The Bayou Boogie is a countdown bait, meaning anglers can effectively approximate the depth at which the bait is retrieved by counting as it descends once it hits the water. Simply counting to the appropriate depth and steadily reeling the bait back can produce good results – especially when fishing over or alongside structure. But, the Bayou Boogie can also be worked vertically like a jigging spoon when working over deep structure. I also like to burn it over shallow grass flats, then pause and allow it to drop into the deeper sand pockets found on the flats. This can often trigger incredible strikes from jumbo speckled trout waiting to ambush baitfish that meander into these bare bottom areas.

While the Bayou Boogies can produce year around, I have found it especially effective in late spring and early summer because it’s about the same size and shape as many of the recently hatched baitfish in lakes and bays.

But regardless of season, I always have one in my box and don’t hesitate to use it whenever fish are feeding on baitfish in the 1 ½ to 3-inch size range. To that end, it has proven to be one of the most effective baits I have ever thrown when fishing for speckled trout at night under the lights. I have had very good results casting a Bayou Boogie beyond the orb of water illuminated by the lights and retrieving it along the fringes of the lit area.
speck
But, back to the basic cast, count and reel retrieve. I find myself throwing a Bayou Boogie just about any time I am casting parallel to long structure. This includes bulkheads and jetties in saltwater, grass beds and boat docks in freshwater, and channel edges wherever they are found. The tight wobble and vibration emitted by the Bayou Boogie tempts virtually any fish hiding in or along this type of structure. By employing the bait in this type of situation, I’ve caught black bass, white bass, crappie, speckled trout, snook, redfish, mangrove snapper, jack crevalle and Spanish mackerel.
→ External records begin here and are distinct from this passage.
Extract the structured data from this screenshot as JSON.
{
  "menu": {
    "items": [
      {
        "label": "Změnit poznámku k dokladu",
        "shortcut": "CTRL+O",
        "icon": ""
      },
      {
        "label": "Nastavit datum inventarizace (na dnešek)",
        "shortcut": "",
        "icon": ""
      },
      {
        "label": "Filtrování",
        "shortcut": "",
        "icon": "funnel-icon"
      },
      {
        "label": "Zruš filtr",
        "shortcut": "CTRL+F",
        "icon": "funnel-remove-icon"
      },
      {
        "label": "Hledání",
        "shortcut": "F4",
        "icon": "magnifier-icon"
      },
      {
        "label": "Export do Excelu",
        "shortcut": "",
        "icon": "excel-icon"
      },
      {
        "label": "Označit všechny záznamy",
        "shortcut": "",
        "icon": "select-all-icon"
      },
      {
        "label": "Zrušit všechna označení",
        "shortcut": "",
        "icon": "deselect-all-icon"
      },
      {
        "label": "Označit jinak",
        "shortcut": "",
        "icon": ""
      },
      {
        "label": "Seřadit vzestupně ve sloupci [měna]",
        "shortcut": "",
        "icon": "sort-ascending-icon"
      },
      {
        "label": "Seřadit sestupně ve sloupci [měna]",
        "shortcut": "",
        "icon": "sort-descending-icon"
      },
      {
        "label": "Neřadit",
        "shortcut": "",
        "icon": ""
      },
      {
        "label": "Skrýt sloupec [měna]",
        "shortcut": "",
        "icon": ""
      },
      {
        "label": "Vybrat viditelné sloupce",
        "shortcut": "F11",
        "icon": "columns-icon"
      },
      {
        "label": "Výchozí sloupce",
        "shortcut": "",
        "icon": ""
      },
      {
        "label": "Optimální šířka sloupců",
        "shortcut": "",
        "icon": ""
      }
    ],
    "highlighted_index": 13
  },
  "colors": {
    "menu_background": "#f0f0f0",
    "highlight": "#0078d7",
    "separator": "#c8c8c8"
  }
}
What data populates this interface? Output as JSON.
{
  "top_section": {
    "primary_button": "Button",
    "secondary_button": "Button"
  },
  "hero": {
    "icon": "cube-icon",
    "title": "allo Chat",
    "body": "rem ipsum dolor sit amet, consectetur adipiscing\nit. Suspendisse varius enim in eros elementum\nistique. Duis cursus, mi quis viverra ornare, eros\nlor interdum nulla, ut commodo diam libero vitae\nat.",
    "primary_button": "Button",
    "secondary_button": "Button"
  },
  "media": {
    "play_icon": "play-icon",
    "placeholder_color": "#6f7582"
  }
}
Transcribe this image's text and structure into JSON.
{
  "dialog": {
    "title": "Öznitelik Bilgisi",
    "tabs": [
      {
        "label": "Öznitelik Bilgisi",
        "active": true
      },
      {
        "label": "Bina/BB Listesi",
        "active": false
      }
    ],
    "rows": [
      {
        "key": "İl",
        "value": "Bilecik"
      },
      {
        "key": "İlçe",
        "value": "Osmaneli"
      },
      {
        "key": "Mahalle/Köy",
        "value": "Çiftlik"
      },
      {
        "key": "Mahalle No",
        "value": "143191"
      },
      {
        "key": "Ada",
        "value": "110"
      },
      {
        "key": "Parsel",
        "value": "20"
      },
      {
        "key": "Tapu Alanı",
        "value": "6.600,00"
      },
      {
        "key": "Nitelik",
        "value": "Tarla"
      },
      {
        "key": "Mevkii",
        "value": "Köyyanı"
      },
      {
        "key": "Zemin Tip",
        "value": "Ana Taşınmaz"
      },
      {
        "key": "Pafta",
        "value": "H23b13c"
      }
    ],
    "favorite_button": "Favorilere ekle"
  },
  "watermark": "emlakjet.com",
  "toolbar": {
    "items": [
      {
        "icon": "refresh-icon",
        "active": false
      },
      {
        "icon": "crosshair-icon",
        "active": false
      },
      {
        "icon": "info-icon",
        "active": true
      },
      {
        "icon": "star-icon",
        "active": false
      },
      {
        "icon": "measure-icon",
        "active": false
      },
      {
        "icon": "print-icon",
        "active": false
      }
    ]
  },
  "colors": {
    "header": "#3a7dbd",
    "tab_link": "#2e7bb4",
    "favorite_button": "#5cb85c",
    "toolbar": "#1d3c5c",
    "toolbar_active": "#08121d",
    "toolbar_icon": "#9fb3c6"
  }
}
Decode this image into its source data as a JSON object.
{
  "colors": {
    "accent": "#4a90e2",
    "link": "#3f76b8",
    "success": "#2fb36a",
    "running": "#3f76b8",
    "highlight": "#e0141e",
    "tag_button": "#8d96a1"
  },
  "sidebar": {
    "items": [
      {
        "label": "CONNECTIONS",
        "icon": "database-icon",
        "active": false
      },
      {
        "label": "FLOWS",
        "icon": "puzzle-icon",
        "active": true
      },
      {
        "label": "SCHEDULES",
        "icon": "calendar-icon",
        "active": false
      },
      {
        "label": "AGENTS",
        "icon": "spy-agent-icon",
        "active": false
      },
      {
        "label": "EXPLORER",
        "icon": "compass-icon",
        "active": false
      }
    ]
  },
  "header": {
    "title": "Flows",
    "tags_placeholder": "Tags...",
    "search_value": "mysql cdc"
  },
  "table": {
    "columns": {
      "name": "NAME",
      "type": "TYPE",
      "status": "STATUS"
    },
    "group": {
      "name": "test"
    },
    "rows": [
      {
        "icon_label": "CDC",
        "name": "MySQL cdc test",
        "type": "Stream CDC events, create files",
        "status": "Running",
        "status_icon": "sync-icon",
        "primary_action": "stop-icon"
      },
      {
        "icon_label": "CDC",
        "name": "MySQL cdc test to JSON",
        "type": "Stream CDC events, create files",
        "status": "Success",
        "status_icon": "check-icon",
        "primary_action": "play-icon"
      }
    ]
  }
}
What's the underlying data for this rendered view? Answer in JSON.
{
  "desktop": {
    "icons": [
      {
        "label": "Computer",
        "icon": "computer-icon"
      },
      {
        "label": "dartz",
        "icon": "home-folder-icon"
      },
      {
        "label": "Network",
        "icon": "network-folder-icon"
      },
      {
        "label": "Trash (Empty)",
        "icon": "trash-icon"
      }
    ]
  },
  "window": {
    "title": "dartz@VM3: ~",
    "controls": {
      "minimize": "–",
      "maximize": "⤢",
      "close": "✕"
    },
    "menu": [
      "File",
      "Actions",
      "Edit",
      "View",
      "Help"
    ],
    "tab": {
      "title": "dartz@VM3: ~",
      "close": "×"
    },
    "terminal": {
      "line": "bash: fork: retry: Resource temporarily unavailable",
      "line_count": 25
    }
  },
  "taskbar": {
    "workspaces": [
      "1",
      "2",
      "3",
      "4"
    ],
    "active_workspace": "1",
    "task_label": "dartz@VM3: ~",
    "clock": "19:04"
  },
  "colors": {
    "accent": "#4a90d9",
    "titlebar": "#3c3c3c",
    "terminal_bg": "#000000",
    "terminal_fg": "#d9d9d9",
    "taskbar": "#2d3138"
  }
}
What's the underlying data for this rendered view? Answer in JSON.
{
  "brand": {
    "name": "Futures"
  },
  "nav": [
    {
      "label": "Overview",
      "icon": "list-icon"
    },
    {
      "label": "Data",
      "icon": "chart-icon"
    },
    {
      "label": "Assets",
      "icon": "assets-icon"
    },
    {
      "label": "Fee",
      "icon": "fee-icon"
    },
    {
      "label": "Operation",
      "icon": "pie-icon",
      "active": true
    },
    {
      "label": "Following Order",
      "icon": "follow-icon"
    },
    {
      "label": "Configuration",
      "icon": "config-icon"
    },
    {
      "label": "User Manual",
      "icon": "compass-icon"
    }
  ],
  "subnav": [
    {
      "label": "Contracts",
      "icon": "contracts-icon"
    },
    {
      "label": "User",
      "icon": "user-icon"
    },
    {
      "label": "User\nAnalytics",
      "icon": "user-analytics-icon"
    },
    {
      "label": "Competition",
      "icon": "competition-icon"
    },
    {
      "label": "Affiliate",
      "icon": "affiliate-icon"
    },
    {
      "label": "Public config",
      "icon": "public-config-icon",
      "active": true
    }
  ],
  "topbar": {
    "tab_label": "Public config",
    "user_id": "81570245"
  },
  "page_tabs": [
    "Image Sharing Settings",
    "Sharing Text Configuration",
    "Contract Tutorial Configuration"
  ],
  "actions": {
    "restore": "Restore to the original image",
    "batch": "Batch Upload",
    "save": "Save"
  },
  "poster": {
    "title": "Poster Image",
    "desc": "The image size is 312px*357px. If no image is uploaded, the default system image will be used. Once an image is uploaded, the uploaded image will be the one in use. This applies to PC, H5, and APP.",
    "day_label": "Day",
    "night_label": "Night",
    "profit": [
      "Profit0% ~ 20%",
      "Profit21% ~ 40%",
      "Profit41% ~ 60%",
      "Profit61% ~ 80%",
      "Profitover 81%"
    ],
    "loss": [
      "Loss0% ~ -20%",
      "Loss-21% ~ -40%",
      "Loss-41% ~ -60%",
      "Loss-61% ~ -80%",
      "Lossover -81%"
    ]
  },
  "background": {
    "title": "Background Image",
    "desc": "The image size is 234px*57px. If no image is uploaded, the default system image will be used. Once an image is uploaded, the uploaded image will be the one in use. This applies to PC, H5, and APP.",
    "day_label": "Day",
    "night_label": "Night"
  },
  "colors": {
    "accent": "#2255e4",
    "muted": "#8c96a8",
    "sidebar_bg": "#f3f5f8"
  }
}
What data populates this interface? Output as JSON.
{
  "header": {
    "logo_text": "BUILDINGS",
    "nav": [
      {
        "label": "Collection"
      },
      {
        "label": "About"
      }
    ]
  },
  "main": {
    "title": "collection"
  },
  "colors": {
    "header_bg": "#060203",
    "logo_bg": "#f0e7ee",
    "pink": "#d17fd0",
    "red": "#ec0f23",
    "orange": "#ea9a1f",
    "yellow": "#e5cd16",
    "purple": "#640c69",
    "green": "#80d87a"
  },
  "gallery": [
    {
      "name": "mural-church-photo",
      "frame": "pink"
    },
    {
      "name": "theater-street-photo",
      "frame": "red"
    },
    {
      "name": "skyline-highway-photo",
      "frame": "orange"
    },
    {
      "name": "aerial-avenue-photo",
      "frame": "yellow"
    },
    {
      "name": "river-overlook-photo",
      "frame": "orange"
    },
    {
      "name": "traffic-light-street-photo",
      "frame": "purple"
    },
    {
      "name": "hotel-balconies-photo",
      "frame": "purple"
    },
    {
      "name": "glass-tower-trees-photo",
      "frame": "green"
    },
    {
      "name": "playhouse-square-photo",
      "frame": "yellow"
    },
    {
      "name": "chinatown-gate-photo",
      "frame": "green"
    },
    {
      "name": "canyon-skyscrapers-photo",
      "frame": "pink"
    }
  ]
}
The other great thing about this type of retrieve is anyone can master it in a mater of seconds. This allows anglers of all experience levels to catch fish with very little practice. Really and truly, the Bayou Boogie is a fun bait to fish. Because of its somewhat diminutive stature, just about anything feeding on small, deep-bodied baitfish will hit it. This makes it especially exciting to use when a variety of species is found along a singular piece of structure such as a saltwater jetty. In a situation like this, you can catch a different species every cast.